# ABOUT THIS TASK:
Within the records, which lines hold the string "https"? Report each one by copying it.

# DATA PROVIDED:
▼

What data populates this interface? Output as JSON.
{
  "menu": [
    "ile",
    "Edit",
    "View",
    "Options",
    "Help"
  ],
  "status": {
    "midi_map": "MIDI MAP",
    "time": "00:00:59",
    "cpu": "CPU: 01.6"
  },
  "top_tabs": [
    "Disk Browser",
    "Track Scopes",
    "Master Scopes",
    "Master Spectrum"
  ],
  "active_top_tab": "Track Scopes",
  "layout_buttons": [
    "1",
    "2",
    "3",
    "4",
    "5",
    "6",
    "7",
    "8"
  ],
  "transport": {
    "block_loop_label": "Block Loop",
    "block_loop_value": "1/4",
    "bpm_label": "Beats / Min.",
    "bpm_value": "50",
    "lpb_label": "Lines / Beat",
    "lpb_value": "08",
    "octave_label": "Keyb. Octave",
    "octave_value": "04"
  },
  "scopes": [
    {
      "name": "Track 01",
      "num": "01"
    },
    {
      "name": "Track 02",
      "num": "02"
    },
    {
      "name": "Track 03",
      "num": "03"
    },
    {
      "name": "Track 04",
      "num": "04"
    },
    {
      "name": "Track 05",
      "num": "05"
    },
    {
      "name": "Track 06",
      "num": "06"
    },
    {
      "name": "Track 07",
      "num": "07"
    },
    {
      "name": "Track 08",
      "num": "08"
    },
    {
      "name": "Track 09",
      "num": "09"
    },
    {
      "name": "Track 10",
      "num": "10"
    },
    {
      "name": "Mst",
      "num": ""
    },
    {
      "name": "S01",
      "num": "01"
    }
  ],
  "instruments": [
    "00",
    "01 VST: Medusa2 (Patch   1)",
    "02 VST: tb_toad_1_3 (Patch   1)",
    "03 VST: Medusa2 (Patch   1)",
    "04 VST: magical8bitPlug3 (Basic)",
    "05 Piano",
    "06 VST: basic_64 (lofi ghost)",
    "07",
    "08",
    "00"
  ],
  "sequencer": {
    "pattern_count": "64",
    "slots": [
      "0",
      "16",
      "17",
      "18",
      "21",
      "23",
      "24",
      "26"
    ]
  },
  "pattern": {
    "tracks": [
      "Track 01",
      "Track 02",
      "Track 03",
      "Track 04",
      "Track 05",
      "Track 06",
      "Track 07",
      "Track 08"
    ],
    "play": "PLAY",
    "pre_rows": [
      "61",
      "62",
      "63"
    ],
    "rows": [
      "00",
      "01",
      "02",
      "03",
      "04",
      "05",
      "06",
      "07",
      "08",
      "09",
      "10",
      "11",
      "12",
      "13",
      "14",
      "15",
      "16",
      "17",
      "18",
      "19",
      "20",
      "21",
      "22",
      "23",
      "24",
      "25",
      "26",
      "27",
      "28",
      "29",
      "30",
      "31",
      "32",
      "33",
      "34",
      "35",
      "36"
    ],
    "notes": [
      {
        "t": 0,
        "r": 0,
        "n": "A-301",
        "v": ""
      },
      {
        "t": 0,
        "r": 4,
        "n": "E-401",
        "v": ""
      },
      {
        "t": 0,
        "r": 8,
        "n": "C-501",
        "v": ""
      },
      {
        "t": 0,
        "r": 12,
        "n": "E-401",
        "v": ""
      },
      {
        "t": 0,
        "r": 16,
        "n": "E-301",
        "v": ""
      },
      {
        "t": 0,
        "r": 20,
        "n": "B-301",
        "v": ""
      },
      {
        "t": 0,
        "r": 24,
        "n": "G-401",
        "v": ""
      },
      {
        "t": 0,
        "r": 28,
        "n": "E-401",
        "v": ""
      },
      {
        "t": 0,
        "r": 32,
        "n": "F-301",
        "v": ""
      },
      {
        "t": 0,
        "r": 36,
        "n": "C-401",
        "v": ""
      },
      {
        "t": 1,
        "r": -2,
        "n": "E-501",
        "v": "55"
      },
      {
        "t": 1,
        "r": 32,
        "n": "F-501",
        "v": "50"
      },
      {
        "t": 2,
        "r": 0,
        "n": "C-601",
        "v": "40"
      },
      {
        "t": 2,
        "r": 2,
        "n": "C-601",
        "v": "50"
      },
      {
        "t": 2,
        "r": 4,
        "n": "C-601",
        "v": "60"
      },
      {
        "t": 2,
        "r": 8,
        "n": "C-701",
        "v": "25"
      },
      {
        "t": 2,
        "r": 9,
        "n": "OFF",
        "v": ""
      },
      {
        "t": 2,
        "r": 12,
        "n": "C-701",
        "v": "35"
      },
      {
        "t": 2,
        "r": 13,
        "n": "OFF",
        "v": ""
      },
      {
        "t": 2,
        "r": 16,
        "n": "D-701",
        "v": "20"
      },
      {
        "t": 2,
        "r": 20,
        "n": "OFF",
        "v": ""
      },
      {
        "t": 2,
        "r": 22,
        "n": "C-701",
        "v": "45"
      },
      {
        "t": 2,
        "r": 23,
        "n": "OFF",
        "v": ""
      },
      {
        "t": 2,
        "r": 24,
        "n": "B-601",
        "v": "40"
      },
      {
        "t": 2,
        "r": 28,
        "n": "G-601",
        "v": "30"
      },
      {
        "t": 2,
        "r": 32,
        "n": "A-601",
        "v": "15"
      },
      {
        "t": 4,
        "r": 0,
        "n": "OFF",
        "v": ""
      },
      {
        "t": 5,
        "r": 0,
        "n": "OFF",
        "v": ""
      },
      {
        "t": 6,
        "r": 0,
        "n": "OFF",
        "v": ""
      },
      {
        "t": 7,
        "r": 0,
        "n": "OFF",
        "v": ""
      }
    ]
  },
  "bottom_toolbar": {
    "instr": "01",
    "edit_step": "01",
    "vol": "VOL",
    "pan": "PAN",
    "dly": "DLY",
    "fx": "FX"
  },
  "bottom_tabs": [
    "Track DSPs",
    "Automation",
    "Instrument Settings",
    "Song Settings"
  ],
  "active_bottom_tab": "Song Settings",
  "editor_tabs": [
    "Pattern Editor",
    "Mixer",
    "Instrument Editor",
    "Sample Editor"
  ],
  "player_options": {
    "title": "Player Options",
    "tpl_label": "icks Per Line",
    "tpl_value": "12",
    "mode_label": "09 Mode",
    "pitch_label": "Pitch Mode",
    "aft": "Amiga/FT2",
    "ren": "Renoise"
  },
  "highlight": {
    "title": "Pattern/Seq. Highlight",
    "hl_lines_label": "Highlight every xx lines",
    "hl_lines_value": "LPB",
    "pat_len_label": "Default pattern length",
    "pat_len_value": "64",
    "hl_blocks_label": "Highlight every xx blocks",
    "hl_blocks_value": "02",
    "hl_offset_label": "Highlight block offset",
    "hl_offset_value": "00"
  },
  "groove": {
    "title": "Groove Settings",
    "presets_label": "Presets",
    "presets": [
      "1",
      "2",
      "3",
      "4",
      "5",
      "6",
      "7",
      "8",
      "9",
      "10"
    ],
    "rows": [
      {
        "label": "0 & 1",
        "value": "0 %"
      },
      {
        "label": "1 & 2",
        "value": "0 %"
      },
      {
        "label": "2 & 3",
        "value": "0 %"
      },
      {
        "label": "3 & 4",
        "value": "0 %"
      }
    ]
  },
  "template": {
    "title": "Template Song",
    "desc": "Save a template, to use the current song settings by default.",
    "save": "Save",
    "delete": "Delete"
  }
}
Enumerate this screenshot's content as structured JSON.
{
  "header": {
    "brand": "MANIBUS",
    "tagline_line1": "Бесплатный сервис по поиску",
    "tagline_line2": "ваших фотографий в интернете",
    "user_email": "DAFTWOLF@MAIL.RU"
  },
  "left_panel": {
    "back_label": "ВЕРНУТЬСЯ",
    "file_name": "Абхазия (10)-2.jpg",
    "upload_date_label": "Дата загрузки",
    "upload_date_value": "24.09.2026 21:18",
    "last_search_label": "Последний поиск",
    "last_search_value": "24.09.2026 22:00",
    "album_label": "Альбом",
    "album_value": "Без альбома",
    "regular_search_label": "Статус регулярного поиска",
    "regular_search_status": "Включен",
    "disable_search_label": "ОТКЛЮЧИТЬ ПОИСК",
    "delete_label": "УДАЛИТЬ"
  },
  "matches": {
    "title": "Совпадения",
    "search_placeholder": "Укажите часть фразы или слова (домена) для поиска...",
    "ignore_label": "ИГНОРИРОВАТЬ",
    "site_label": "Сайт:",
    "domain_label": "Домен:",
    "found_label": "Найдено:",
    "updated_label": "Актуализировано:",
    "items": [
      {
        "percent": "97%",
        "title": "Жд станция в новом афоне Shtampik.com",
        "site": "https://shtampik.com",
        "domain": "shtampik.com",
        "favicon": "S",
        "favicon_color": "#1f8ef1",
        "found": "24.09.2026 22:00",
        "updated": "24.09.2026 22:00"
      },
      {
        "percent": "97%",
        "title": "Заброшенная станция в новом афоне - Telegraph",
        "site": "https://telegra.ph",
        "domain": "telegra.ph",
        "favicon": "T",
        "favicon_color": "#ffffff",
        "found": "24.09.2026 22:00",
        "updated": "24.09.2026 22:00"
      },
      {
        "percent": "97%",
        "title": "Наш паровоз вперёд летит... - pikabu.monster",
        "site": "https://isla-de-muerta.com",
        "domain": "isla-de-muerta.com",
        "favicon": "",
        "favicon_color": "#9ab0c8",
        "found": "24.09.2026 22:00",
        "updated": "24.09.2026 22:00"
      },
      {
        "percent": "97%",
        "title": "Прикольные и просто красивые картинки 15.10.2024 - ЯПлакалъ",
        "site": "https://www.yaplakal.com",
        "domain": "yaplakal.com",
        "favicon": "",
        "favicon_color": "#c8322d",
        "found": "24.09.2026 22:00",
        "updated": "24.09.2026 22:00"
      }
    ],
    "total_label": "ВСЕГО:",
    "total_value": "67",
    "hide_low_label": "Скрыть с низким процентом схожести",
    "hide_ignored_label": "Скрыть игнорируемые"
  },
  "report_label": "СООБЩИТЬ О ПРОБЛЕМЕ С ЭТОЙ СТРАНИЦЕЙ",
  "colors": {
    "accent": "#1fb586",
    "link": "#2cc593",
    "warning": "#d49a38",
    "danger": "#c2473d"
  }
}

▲

# EXERCISE ANSWER:
        "site": "https://shtampik.com",
        "site": "https://telegra.ph",
        "site": "https://isla-de-muerta.com",
        "site": "https://www.yaplakal.com",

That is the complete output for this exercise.